Long road to recovery for Australind 21-year-old
Jenna Reynolds was an aspiring soccer player, set to play in Singapore, when her dreams came crashing down.
She was just 13 when several abscesses detected on her brain sent her into a crucial fight for her life.
Within one hour of her initial brain scan, Jenna’s family was told that their lovable, funny and cheerful teenager might not survive the high-risk surgery.
Now 21, the Australind woman said resilience, a positive attitude and an overwhelming amount of support from family and friends had helped her overcome many hardships along the way.
Looking back, Jenna said it was a terrifying time because doctors had not seen anyone with her condition before.
“I was hit in the head playing soccer so they initially thought I was just concussed,” she said.
I kept getting sicker and sicker and doctors were baffled as to what was wrong.
Jenna said she went to the emergency department nine times before she was rushed through to Perth.
“I had a scan on my brain late one night which revealed the abscesses and within an hour I was in surgery,” she said.
Jenna’s mother, Lynley, said she was in shock and had no time to comprehend what was happening.
They just raced her in and told us that Jenna might not wake up.
The doctors said her daughter had a rare brain condition and they needed to act immediately.
“They said they had never seen anything like it,” Jenna said.
The Australind woman had a dangerous operation to remove the abscesses and had a long road to recovery.
The young fighter was in hospital for four gruelling months where she was hooked up to feeding tubes and unable to eat unassisted.

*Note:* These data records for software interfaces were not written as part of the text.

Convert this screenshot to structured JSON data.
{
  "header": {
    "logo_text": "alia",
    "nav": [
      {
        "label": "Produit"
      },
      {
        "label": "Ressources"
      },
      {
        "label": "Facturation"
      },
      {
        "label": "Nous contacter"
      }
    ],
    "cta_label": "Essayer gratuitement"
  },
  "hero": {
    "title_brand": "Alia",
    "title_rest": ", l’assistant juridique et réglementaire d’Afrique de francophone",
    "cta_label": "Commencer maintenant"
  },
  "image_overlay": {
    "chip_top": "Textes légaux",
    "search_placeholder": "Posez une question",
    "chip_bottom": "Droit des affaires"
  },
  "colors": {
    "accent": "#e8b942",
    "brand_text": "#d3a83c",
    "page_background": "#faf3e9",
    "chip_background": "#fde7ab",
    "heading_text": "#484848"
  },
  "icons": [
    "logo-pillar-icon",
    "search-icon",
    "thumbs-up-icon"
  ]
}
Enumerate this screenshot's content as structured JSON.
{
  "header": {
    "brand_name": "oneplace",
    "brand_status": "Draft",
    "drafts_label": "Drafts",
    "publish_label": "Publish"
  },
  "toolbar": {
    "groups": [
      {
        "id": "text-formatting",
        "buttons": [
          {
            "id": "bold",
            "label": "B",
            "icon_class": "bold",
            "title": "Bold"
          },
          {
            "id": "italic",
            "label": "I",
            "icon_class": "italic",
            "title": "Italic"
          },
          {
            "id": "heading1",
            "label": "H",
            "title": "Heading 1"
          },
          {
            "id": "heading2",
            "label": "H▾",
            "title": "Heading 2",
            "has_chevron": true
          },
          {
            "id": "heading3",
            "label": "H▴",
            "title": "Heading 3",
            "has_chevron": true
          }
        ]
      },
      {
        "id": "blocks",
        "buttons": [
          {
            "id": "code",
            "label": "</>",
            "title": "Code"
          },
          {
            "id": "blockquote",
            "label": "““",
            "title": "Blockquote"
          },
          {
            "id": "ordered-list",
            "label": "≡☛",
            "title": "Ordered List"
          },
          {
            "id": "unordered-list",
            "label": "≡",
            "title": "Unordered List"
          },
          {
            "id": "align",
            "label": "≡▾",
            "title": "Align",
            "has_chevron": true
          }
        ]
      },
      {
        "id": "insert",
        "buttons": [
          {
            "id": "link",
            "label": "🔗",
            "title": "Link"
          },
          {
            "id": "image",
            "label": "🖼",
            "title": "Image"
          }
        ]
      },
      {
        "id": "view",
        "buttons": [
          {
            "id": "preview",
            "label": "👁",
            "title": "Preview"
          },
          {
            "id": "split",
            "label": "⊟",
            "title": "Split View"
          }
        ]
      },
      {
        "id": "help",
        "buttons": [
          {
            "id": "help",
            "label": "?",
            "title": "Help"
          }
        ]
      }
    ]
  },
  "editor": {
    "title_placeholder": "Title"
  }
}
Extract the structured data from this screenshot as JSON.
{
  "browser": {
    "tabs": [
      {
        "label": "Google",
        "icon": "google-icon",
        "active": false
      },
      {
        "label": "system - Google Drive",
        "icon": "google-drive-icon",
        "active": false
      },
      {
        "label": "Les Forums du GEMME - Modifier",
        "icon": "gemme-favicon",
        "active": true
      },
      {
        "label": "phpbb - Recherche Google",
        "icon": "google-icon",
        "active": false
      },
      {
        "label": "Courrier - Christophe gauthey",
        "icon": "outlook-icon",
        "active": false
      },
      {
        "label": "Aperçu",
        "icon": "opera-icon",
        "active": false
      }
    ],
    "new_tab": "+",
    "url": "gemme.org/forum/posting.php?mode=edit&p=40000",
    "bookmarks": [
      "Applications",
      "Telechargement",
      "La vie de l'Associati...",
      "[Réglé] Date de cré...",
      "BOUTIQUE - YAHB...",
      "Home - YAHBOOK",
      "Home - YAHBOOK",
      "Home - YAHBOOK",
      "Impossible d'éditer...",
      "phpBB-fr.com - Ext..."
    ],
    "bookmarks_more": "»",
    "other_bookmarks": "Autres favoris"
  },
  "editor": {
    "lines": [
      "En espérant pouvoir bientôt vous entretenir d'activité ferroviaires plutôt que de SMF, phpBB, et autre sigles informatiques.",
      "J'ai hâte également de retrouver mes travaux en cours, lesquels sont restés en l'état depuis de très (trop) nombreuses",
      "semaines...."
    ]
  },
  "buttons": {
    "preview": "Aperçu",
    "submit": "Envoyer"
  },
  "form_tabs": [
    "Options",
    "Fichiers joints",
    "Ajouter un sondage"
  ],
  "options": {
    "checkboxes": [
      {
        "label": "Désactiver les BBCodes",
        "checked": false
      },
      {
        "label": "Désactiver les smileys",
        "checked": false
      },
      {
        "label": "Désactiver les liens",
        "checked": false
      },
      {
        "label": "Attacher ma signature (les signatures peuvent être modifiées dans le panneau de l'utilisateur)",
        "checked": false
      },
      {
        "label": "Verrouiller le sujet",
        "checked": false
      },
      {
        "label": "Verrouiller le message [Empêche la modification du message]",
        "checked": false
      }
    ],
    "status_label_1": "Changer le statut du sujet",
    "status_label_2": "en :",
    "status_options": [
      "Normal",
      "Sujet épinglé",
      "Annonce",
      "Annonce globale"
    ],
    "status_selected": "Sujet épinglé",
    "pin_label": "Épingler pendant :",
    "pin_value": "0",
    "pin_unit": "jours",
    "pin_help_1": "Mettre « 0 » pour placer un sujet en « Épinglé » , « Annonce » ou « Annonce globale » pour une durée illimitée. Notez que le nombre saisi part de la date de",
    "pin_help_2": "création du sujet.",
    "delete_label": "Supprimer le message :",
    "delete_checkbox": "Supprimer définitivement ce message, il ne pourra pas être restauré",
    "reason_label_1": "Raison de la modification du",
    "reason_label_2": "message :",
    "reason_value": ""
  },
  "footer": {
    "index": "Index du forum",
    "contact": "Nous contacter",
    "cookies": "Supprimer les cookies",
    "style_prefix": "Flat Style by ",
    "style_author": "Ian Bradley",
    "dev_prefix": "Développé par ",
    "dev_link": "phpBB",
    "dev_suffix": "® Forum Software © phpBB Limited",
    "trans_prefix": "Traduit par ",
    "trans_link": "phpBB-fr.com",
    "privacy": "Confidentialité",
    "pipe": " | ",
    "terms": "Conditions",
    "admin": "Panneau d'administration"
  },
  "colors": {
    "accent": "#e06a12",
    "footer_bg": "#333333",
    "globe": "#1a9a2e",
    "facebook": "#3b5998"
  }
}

She also had to learn how to walk again and was tasked with a mountain of rehabilitation.
It was tough and I was in a lot of pain, but I knew I could get through it because of all the support I was receiving from my loved ones.
During the operation, Jenna had a quarter of her skull removed as it had become infected.
Lynley said the removed skull was the size of a softball.
“Jenna was forced to wear a helmet for a long time afterwards to protect her brain,” she said.
However, her string of brain surgeries did not stop there. A year later Jenna had another pressure-filled operation to insert a titanium plate into the missing piece of her skull.
Such high dosages of medication are believed to have caused severe kidney and gall bladder issues for Jenna. She had her gall bladder removed and suffered from painful kidney stones.
In 2015, Jenna was diagnosed with epilepsy. She then went on to have another piece of her brain removed in a bid to stop her shocking seizures.
“I would get three to four really bad seizures a week,” Jenna said.
So last year I had most of my right temporal lobe removed and I have been lucky enough to not have any seizures.
Jenna said she got through the tough times with a smile on her face and some banter among friends.
She is now isolating at home as doctors told her that her immune system would struggle to fight the coronavirus.
Jenna dreams of getting her licence back — after losing it when being diagnosed with epilepsy — travelling to Europe and holding down a job.
“These are all things that people take for granted,” she said.
Jenna said she could not wait to catch up with friends and attend a Fremantle Dockers game once the pandemic had blown over.
Get the latest news from thewest.com.au in your inbox.
Sign up for our emails